President Reagan yesterday denied using Education Secretary William J. Bennett to push out Supreme Court nominee Douglas H. Ginsburg and claimed that Ginsburg withdrew because of "harassment" and "clamor" from sources he did not identify.

"I stood by and declared that I would not withdraw him," Reagan told reporters. "He voluntarily made that decision on his own."

His account conflicts with authoritative descriptions of how Reagan's aides pressured Ginsburg to give up.

In addition, Sen. Orrin G. Hatch (R-Utah), one of Reagan's longtime conservative supporters, yesterday accused "gutless wonders" on the White House staff of pulling the rug from under Ginsburg. He did not name them.

Hatch said Reagan should find out who was undermining him and "bust 'em right out of the White House as soon as he can."

Meanwhile, Education Department officials reaffirmed their statements that Bennett did not misconstrue his conversation with the president Friday, after which Bennett called Ginsburg and urged him to withdraw.

"Every indication we had from the White House . . . was that they were grateful for what Bennett had done," said William Kristol, Bennett's chief of staff.

Amid recriminations over Ginsburg's withdrawal, White House spokesman Marlin Fitzwater said federal appeals court Judge Anthony M. Kennedy of Sacramento is the leading candidate for the court vacancy, although others will be considered.

Sen. Jesse Helms (R-N.C.), who had raised objections to nominating Kennedy, said yesterday that he is keeping an "open mind" and plans to meet the prospective nominee today. Kennedy also appeared to pick up support from conservative Sen. James A. McClure (R-Idaho), who said he could back Kennedy.

Sources said Attorney General Edwin Meese III and White House chief of staff Howard H. Baker Jr. agree on Kennedy, assuming that no one finds information that would disqualify him. White House counsel Arthur B. Culvahouse Jr. interviewed Kennedy yesterday as part of a renewed effort to scrutinze his background for possible controversies.

In remarks to reporters while touring United Way headquarters in Alexandria, Reagan tried to put distance between himself and Bennett's actions.

On Friday, Bennett's spokesman, Loye Miller, said Bennett had called Ginsburg and urged him to withdraw. He said that Bennett had told Reagan in advance of his intentions and that Reagan did not object. Another Education Department spokesman had quoted Reagan as telling Bennett, "Do what you think is right."

Fitzwater accused Miller yesterday of not telling the truth about the conversation. Miller "said things the president didn't say," according to Fitzwater. "I don't know what the exact words were, but I know he {Reagan} did not acquiesce and did not tell Bennett to do that.

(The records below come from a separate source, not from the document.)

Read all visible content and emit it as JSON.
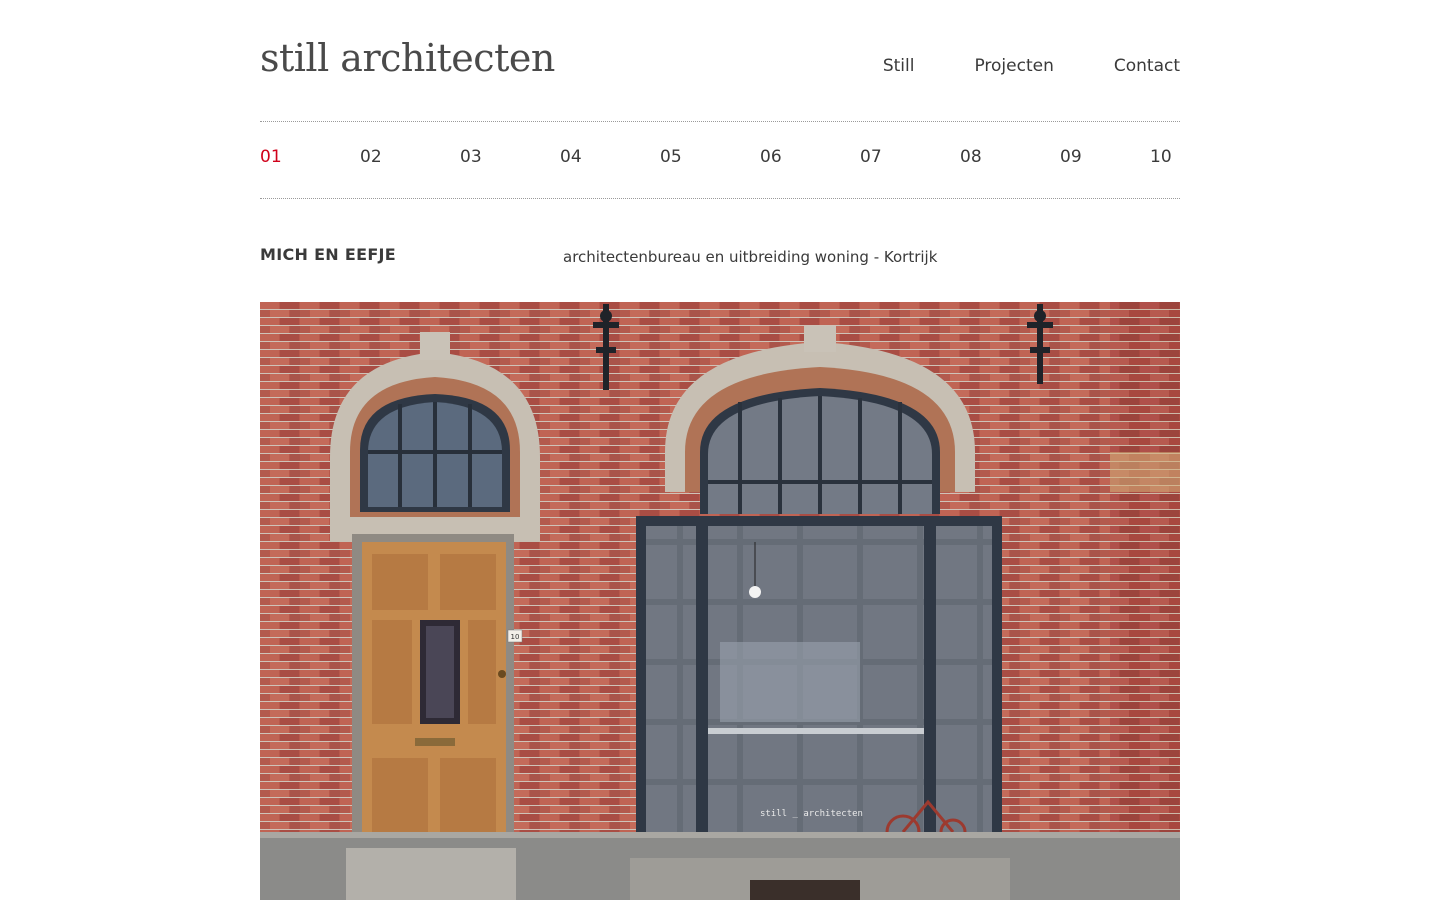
{
  "site": {
    "logo": "still architecten"
  },
  "nav": {
    "items": [
      "Still",
      "Projecten",
      "Contact"
    ]
  },
  "pager": {
    "active": "01",
    "items": [
      "01",
      "02",
      "03",
      "04",
      "05",
      "06",
      "07",
      "08",
      "09",
      "10"
    ]
  },
  "project": {
    "title": "MICH EN EEFJE",
    "subtitle": "architectenbureau en uitbreiding woning - Kortrijk",
    "door_number": "10",
    "window_lettering": "still _ architecten"
  },
  "colors": {
    "accent": "#d0021b",
    "text": "#3a3a3a",
    "brick": "#b5554a",
    "frame": "#3b4656",
    "door": "#c48a4e"
  }
}
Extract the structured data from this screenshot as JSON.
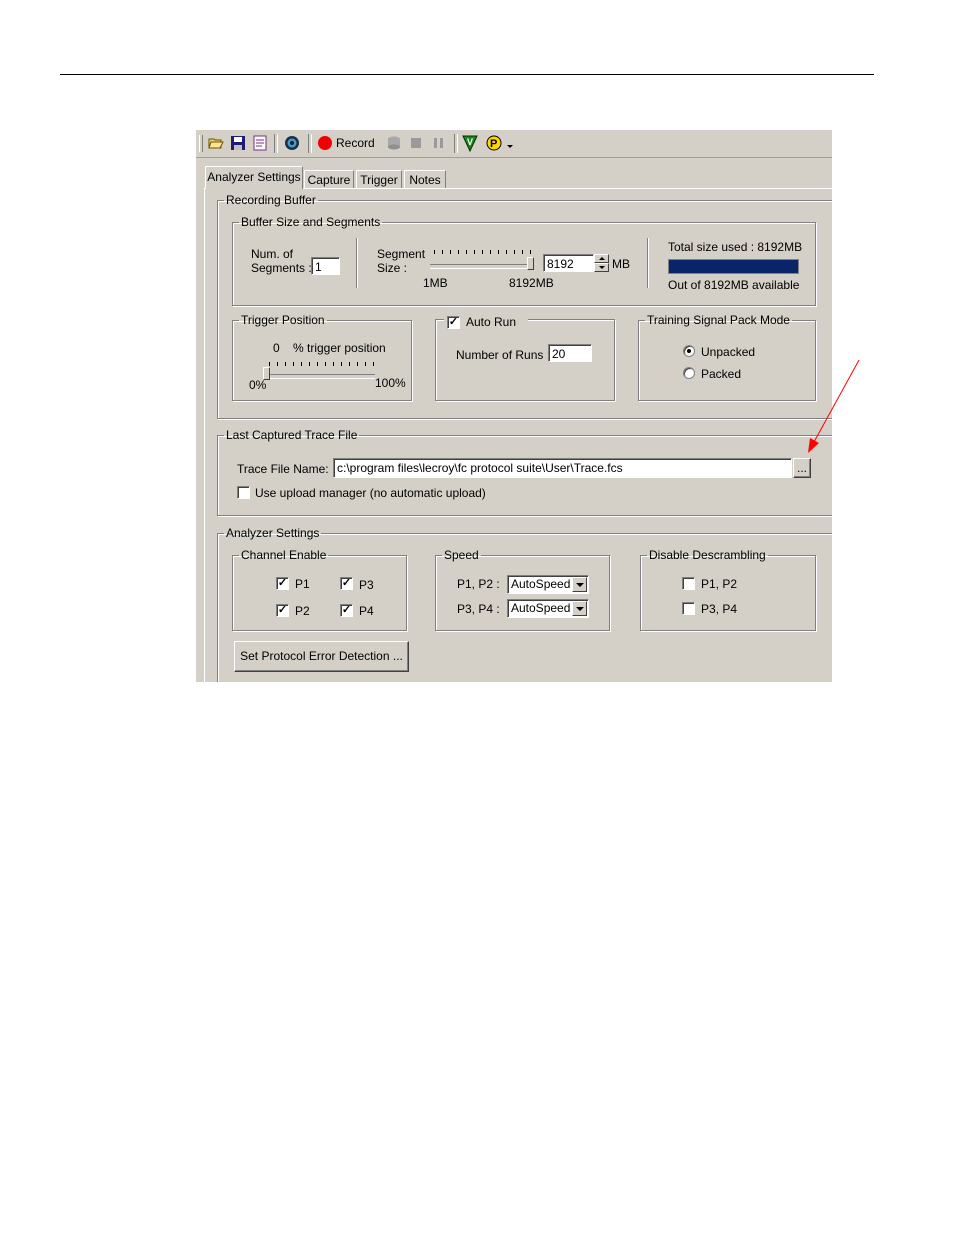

"I know what the president didn't tell him," Fitzwater said, adding that he "absolutely" had talked with Reagan about it. Miller said the account of the conversation with the president came directly from Bennett, who "stands by it."

Reagan, who has often refused to acknowledge a personal role in such politically embarrassing controveries as resignations and failed nominations, told reporters that he took issue with "the way that story was told" about Ginsburg's withdrawal decision.

He also said Ginsburg used the "right word" in his statement, referring to "the clamor" for his departure.

Asked if he was embarrassed, Reagan said, "No, but I think there are others that should be." Ginsburg "chose to leave in view of the harassment that was coming," Reagan said. Asked who harassed Ginsburg, Reagan said, "I think it's very evident." Fitzwater would not say who Reagan meant.

Education Department officials stood by their original accounts. "No good deed goes unpunished," Kristol said. "I'm not saying that every press account was accurate, but Bennett did not misconstrue any of his conversations with the White House."

Fitzwater said he had told unnamed reporters late Friday and Saturday that the accounts were incorrect. Miller said Education Department officials had been careful to report that Reagan "neither encouraged nor discouraged" Bennett from placing the call urging Ginsburg to withdraw. Miller said Bennett would not have made the call if the president had discouraged him from doing so.

In the aftermath, Hatch was highly critical of the administration. "There wasn't a heck of a lot of support coming out of the White House for Judge Ginsburg," he said. "I wonder who's running the doggone place sometimes."

Also yesterday, Fitzwater denied a report in The Washington Post that Ginsburg went to the White House Saturday and expressed interest in remaining as the nominee but was pressured into withdrawal.

Sen. Strom Thurmond (R-S.C.), ranking minority member on the Senate Judiciary Committee, again urged White House officials yesterday to consider appeals court Judge William W. Wilkins of Greenville, S.C., passed over in earlier rounds.

Justice Department officials were examining other prospects, arguing that Kennedy's confirmation is not assured and that the administration could find a more appealing conservative candidate. Among those mentioned were appeals court judges Edith H. Jones and Ralph K. Winter Jr.

Staff writers Lou Cannon, Ruth Marcus and Barbara Vobejda contributed to this report.